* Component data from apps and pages
· · ·
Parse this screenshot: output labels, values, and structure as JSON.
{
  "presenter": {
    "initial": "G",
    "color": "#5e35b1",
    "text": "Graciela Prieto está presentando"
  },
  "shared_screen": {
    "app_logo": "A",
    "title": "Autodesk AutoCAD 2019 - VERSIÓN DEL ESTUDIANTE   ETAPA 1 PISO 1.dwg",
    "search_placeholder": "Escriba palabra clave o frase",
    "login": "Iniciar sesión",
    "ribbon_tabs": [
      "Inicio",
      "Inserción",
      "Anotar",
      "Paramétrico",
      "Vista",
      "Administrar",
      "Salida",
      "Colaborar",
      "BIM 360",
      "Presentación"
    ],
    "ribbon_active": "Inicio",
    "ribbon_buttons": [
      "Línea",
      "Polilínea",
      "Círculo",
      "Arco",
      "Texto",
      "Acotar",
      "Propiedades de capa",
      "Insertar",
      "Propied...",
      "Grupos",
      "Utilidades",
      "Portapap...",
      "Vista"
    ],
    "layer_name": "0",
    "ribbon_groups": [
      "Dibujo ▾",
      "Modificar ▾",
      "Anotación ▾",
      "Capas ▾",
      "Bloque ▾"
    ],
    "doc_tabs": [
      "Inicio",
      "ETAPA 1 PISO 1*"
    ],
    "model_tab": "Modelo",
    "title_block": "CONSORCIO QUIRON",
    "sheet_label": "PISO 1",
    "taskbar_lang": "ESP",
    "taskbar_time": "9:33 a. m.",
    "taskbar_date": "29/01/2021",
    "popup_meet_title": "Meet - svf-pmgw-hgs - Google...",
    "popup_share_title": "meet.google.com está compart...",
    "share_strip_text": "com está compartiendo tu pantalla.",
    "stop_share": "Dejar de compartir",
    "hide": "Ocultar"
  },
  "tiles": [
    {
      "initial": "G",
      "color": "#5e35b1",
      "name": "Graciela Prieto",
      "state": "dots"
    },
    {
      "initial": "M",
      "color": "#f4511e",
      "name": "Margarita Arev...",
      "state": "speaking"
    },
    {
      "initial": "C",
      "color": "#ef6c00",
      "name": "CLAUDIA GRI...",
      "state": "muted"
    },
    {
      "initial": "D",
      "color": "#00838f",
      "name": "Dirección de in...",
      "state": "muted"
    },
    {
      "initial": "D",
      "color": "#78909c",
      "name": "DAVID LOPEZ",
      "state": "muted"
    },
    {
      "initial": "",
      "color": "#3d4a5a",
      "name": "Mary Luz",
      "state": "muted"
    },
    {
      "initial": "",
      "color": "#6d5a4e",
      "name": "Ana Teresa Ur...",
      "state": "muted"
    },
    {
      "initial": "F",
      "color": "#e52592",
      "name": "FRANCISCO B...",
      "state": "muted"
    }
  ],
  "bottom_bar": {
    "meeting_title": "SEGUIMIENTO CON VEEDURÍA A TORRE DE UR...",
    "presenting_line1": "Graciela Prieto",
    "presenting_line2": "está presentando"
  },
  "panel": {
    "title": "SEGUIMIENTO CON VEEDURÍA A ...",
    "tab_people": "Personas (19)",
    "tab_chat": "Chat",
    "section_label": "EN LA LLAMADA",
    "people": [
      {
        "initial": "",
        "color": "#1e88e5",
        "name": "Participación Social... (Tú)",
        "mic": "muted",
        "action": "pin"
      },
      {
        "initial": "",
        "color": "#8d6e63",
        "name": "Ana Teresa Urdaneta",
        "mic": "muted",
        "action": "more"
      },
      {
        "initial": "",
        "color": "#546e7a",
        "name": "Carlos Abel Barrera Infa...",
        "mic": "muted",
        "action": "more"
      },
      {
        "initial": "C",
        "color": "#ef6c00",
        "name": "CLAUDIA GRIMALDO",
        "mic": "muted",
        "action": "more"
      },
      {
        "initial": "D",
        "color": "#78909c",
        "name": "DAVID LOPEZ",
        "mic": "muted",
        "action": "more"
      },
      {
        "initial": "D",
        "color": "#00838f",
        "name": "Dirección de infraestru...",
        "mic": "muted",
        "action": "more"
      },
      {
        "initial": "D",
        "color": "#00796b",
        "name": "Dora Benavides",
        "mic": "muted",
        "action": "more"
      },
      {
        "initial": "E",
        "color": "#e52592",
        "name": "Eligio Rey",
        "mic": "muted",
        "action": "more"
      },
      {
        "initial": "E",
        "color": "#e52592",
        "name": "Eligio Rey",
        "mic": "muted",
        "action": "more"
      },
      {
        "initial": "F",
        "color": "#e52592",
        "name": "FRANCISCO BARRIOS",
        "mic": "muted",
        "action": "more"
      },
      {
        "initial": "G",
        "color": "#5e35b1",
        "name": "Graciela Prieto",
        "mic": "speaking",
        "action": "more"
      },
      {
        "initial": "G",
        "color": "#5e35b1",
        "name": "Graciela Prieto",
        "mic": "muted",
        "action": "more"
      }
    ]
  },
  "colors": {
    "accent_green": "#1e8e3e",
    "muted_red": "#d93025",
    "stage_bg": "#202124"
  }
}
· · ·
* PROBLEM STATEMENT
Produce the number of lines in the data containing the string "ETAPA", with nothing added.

* SOLUTION FOR THIS PROBLEM
2